Website and app data records
--

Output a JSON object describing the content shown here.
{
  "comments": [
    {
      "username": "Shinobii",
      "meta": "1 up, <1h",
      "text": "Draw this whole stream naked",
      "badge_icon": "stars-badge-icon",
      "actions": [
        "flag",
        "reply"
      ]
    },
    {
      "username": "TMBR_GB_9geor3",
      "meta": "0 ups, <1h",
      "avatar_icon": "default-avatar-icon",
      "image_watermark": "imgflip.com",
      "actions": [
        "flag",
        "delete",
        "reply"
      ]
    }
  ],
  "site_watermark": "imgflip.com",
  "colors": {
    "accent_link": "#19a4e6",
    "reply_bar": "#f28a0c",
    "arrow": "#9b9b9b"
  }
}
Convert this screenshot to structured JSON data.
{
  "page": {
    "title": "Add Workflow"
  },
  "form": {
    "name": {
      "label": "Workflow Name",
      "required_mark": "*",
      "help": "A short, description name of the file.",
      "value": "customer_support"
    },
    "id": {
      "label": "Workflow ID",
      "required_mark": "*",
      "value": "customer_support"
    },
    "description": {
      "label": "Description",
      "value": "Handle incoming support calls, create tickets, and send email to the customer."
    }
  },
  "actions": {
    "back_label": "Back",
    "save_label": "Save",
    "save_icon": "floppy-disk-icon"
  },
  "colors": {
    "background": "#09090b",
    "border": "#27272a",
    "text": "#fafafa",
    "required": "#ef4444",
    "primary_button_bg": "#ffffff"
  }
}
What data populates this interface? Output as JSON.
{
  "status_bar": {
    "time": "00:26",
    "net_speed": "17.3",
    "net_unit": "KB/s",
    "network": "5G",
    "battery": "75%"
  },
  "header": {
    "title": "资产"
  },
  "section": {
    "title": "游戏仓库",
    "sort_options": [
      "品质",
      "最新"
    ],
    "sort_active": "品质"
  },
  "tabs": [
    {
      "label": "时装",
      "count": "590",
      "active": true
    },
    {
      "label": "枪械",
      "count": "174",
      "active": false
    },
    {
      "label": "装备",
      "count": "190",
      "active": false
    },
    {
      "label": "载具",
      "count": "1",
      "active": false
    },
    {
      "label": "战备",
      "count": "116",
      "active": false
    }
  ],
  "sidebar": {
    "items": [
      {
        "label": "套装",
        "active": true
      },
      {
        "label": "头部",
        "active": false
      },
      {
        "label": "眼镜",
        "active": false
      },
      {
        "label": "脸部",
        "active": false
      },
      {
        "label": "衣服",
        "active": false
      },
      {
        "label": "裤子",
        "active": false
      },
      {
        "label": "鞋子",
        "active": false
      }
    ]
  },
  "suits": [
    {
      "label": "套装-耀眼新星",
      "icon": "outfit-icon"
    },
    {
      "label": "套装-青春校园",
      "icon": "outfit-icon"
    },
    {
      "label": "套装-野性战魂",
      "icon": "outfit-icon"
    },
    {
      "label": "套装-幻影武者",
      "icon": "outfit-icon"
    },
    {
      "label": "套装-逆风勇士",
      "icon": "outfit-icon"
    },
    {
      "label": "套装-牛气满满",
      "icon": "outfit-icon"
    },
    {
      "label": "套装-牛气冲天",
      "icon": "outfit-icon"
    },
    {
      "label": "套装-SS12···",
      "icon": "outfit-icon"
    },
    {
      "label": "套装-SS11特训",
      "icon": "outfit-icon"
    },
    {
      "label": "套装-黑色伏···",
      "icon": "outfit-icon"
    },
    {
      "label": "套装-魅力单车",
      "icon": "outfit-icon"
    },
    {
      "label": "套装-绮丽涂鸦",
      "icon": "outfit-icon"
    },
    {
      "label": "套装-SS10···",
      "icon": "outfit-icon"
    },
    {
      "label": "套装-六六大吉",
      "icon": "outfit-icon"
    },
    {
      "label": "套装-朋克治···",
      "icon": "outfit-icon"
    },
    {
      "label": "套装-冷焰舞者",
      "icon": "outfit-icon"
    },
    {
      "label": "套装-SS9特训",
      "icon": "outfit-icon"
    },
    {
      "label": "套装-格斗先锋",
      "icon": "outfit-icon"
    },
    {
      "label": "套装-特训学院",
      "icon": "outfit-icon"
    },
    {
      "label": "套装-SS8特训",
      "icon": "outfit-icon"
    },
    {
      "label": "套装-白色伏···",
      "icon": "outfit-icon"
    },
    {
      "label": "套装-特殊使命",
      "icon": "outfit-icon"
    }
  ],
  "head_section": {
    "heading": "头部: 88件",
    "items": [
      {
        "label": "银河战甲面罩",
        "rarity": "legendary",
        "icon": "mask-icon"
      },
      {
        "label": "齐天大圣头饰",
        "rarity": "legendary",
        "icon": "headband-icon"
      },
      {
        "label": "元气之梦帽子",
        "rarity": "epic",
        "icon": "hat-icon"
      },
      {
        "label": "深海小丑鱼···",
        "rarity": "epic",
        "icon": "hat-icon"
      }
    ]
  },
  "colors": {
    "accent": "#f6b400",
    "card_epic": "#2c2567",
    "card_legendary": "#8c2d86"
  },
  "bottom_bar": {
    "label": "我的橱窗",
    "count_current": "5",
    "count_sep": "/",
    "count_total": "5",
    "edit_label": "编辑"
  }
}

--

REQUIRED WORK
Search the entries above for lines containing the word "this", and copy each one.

THE COMPLETED TASK
      "text": "Draw this whole stream naked",
Convert this screenshot to structured JSON data.
What data populates this interface? Output as JSON.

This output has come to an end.